Presumption of Negligence in San Jose Car Accidents
Last week, a Los Gatos woman was killed in a car accident on Interstate 280 when her vehicle hit a bridge rail and flipped. According to reports, the 47-year-old driver—the car’s sole occupant—was pronounced dead at the scene and no other injuries were reported.
The California Highway Patrol received several reports from witnesses who said they saw the woman’s black Hyundai travelling north on I-280 and driving very fast. They also reported that she was passing other vehicles by going into the center median. As she approached the overpass at Elena Road in Los Altos Hills, her car hit the concrete and steel bridge rail, flipped over, and landed on its roof in the highway divide, killing the driver and igniting a grass fire.
Negligence Per Se in California Car Accidents
Of course, any loss of life is tragic, especially when it can be prevented by safe driving. Fortunately, nobody else was injured as a result of the woman’s apparent recklessness. If another person had been hurt, however, he or she might have been able to recover damages based, in part, on the principle of negligence per se.
Under California law, negligence per se is not a separate cause of action, but a doctrine that can be used to create a presumption of negligence by the liable party. California courts have held that negligence can be presumed if a claimant can show that:

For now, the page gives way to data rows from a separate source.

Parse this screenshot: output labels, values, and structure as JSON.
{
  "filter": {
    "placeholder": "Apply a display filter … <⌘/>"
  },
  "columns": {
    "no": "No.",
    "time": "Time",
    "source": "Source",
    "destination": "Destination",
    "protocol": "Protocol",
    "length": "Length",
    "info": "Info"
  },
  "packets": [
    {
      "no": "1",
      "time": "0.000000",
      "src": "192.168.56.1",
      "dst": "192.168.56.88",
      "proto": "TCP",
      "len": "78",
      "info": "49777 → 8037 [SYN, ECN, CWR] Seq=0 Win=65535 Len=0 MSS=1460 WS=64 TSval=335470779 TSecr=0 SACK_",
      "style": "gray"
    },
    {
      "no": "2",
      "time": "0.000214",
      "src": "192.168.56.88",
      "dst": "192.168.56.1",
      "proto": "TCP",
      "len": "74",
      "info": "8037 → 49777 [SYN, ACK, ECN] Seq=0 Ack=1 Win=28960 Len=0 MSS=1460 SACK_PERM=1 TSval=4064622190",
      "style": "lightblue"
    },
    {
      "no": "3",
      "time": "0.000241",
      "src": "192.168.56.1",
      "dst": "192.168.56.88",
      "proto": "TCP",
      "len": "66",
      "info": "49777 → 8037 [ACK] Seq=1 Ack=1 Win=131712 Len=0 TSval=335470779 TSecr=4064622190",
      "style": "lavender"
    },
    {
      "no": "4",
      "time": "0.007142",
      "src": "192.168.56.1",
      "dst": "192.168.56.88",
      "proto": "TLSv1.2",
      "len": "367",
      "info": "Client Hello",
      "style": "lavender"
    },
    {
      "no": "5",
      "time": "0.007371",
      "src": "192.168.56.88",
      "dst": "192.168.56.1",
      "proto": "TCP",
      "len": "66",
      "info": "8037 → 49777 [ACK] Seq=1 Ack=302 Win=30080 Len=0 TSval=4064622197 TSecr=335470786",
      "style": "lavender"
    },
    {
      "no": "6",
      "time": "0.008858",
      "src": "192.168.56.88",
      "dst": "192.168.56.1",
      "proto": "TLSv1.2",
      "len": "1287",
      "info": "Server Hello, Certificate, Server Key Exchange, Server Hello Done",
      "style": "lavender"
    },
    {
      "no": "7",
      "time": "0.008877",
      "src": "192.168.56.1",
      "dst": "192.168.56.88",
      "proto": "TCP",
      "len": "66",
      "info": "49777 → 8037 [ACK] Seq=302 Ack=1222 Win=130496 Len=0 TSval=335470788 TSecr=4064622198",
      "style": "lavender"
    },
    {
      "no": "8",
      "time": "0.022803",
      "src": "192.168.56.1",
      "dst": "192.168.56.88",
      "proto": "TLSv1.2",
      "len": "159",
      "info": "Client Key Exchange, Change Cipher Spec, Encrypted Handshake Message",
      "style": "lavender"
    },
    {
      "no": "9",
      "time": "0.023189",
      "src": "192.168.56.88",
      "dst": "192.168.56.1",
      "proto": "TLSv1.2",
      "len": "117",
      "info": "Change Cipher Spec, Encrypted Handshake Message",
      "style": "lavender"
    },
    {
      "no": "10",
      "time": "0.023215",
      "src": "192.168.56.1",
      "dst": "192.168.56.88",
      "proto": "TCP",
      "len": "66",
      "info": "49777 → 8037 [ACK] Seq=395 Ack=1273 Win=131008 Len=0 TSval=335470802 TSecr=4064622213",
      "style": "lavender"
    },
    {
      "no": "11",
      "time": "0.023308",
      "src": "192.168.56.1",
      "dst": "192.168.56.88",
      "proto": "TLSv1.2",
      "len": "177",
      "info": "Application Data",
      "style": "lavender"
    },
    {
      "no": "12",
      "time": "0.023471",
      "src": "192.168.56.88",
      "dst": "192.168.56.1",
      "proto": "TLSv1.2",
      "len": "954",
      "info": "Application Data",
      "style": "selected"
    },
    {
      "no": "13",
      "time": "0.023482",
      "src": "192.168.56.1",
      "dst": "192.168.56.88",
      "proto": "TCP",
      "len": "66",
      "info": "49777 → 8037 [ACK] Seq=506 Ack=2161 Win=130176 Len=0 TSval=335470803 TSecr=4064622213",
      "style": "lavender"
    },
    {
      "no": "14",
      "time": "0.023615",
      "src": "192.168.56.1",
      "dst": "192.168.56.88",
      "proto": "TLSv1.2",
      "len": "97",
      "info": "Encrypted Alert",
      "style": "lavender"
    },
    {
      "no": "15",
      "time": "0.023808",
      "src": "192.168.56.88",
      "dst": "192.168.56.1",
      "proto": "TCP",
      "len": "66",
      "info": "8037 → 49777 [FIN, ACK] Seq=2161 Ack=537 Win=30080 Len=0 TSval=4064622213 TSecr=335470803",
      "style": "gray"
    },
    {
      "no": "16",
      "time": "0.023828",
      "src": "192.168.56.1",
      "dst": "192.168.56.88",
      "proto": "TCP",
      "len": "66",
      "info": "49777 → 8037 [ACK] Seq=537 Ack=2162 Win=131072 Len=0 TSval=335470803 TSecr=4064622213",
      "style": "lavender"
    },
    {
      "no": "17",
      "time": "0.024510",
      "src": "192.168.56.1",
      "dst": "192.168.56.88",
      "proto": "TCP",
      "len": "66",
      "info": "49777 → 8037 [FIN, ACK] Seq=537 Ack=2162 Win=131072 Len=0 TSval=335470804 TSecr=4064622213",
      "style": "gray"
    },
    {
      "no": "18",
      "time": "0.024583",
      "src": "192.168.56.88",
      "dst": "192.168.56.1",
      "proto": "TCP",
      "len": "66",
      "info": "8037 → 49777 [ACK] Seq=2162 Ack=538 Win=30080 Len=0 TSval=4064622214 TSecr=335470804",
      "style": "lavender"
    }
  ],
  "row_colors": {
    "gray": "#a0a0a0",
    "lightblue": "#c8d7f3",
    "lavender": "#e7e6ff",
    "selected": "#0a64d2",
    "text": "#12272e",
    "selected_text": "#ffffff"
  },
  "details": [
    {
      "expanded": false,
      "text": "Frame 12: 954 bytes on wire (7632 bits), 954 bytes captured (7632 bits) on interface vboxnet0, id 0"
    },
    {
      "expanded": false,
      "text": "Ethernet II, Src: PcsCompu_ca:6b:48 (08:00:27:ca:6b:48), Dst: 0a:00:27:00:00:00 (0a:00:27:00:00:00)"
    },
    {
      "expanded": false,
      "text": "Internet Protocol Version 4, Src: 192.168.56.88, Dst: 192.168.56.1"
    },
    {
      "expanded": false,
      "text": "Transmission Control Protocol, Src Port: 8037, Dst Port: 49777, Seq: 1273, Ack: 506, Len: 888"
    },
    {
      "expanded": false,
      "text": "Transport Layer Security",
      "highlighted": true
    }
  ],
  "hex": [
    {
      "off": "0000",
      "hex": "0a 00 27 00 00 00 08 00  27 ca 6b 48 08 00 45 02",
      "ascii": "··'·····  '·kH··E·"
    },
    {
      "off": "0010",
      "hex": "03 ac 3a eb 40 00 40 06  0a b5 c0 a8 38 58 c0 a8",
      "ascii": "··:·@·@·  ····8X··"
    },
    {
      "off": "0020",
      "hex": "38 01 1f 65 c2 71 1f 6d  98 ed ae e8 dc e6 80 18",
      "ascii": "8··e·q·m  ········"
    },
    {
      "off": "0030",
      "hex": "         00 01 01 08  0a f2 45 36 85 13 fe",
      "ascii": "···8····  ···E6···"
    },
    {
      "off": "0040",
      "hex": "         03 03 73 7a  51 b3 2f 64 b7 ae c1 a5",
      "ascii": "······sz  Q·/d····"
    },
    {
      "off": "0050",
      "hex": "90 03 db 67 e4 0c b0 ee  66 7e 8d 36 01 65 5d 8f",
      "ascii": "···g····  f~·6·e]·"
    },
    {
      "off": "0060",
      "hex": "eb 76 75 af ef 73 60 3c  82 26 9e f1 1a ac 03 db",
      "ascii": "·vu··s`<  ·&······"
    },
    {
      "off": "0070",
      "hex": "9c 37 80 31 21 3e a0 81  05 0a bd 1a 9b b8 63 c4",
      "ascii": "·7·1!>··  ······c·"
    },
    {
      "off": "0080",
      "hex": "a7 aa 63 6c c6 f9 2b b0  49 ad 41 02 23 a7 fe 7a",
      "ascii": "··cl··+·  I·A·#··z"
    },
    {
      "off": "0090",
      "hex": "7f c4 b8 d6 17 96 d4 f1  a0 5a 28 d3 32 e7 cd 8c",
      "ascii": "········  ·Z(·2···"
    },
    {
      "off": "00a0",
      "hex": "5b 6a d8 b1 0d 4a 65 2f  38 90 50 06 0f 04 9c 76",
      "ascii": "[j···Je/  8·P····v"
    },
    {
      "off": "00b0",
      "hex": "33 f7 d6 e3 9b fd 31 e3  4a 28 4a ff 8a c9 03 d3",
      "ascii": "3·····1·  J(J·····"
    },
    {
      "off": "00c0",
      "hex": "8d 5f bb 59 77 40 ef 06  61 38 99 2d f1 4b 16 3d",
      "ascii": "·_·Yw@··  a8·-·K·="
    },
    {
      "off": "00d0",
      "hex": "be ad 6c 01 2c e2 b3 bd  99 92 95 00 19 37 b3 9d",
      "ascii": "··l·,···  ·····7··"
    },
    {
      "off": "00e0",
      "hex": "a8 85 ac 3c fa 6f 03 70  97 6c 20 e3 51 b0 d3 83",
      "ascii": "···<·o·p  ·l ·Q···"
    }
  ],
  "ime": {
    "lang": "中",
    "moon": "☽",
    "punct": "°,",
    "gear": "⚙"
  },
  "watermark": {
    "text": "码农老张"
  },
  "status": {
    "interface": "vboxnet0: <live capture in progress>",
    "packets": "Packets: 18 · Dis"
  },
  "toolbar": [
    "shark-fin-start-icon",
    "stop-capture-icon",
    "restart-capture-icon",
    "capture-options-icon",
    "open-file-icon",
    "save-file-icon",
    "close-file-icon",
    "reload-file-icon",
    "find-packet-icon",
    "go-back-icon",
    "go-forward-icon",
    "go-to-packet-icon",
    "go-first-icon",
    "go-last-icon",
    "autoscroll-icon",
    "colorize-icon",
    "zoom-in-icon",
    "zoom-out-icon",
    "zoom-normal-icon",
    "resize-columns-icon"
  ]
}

- The defendant broke a law (statute, ordinance, or regulation);
- The violation caused an injury or death;
- The injury or death resulted from the type of occurrence that the law was intended to prevent; and;
- The injured party was part of the class of people that the law was intended to protect.
For example, passing other cars on the median is against the law. The law was designed to protect other motorists from accidents caused by driving outside of a marked travel lane. Therefore, if the woman in the above example had injured anyone else as well, it is very likely that negligence per se would have created a presumption of negligence.
Rebutting a Presumption of Negligence
The presumption of negligence does not mean that the defendant will automatically be held liable for the injuries or damages that occurred. California law also provides an “ordinary prudence” standard for violating the law. This means that if the party who broke the law and caused an injury can show that a reasonable “person of ordinary prudence” would likely have acted similarly in the same situation, he or she can rebut the presumption of negligence.
For example, if a driver caused a car accident resulting in injury by running a red light, negligence per se may create a presumption of negligence. However, if the driver can prove that he was trying to stop at the red light but his brakes failed—which would have caused any ordinary person to run the red light as well, regardless of their intention to follow the law—the presumption may be rebutted.
Contact a San Jose Car Accident Lawyer
If you have been injured in an accident caused by another driver’s violation of the law, you need an attorney who will fight to get you the compensation you deserve. Contact an experienced San Jose car accident lawyer today at Janoff Law. We will review your case and help you explore your options for recovering damages. Call 408-286-2300 to schedule your free, no-obligation consultation.